There is a growing interest in the attributes of our land and the potential that lays in the soil and in the earth. The following design works explore this potential and create intriguing pieces and research into Jordanian soil that offer new ways to look at and use this ubiquitous element.
Atlal Collective, a group of multidisciplinary designers based in Amman, investigates the possibilities of soil in an installation that is designed to last only for the duration of the exhibition. The work is made up of nine columns, each composed of soils found in different parts of Jordan, placed on a platform. Each column is constructed using a rammed earth building technique. Visitors are invited to touch these forms and as they do, they crumble and erode. The platform acts as a sieve, allowing crumble and debris from the mud columns to fall through it onto the floor below.
This work is supported by takween, a program initiated by platform and Goethe-Institut.

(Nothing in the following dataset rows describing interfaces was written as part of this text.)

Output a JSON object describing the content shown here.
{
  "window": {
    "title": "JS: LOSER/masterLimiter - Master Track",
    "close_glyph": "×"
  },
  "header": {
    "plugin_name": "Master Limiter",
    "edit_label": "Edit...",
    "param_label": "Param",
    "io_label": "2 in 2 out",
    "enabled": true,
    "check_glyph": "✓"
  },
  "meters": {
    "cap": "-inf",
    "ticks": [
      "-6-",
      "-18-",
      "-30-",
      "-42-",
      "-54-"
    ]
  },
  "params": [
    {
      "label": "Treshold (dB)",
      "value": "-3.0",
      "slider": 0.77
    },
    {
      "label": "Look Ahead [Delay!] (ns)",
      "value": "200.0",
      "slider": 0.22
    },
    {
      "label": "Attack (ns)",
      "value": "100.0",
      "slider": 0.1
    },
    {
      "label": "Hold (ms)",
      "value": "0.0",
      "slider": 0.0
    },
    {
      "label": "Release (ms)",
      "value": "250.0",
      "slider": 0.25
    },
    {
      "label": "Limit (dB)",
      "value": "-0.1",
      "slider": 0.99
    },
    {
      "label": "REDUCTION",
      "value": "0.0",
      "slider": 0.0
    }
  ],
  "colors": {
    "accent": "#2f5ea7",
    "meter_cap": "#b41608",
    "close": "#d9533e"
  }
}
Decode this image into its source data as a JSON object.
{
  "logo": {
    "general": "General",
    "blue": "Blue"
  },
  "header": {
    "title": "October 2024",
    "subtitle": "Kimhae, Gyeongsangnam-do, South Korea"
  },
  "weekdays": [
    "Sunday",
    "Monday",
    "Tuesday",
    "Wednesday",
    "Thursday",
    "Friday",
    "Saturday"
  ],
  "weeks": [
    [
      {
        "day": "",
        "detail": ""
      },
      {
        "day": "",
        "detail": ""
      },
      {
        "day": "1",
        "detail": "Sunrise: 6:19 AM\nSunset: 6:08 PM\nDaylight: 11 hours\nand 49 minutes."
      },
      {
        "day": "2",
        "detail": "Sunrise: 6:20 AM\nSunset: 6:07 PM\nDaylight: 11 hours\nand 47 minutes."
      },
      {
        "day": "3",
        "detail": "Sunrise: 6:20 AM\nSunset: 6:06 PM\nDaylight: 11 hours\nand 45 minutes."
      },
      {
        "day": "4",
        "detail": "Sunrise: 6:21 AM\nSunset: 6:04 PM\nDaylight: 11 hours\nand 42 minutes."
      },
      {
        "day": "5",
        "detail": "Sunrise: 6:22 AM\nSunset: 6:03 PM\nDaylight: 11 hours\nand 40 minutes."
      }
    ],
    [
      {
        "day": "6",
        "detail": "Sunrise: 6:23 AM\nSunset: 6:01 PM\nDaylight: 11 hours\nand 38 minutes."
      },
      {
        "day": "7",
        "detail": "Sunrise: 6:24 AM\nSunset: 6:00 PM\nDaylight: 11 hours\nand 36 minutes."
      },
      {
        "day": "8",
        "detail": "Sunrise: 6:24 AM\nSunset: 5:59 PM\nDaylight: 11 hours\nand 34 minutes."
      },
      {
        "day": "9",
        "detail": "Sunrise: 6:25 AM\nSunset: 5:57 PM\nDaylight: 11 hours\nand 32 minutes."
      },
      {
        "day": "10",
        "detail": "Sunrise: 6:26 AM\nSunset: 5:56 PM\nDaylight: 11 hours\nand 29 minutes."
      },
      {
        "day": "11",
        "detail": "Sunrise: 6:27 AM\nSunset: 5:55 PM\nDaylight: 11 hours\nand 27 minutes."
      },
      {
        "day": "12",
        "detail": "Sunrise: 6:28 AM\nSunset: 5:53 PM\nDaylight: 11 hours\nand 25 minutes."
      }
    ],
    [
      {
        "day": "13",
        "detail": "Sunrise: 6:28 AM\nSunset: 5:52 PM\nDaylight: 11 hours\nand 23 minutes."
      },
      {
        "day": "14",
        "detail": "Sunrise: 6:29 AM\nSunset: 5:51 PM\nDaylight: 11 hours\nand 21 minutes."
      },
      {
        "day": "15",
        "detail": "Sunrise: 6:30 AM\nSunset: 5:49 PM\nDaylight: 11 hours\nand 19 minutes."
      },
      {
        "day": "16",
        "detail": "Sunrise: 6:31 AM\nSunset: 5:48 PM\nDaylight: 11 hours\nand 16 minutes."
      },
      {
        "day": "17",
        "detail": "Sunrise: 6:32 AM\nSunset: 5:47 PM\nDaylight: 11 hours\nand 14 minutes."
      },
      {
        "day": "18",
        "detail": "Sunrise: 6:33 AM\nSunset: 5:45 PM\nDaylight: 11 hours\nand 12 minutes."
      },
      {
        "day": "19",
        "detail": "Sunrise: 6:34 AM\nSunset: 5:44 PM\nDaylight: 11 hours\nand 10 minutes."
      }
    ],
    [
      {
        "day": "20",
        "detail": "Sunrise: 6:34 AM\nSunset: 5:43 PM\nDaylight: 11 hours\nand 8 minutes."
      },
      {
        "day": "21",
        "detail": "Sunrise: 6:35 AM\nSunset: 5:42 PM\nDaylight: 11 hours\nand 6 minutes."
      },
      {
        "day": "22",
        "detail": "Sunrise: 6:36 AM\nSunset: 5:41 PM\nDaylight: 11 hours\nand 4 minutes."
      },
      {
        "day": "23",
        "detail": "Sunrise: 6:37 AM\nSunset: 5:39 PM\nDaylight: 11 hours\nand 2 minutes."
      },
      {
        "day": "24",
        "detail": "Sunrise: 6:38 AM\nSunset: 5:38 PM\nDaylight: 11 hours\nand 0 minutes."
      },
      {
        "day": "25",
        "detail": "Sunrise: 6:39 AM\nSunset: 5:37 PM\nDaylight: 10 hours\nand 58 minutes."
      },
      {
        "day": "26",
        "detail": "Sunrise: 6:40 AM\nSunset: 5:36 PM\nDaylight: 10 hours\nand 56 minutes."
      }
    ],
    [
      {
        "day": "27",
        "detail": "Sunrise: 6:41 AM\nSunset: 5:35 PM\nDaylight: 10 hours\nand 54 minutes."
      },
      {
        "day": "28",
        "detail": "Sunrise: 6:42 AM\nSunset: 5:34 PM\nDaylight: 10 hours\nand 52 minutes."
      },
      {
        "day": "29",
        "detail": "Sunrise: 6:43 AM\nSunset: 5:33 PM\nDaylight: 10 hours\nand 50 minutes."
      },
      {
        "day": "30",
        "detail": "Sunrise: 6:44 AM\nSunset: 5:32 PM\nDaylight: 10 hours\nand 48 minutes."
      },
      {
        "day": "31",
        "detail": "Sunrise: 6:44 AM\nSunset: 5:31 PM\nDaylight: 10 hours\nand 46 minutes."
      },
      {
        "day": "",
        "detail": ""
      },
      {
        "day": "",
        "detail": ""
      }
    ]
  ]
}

In another manifestation of rammed earth investigations, architect Bisher Tabbaa designs an ergonomically friendly reading chair. Bisher, currently pursuing his Master’s degree at Columbia GSAPP, uses natural materials and the rammed earth technique to create the ‘Earth Chair’, in an attempt to encourage the use of earth as a building material.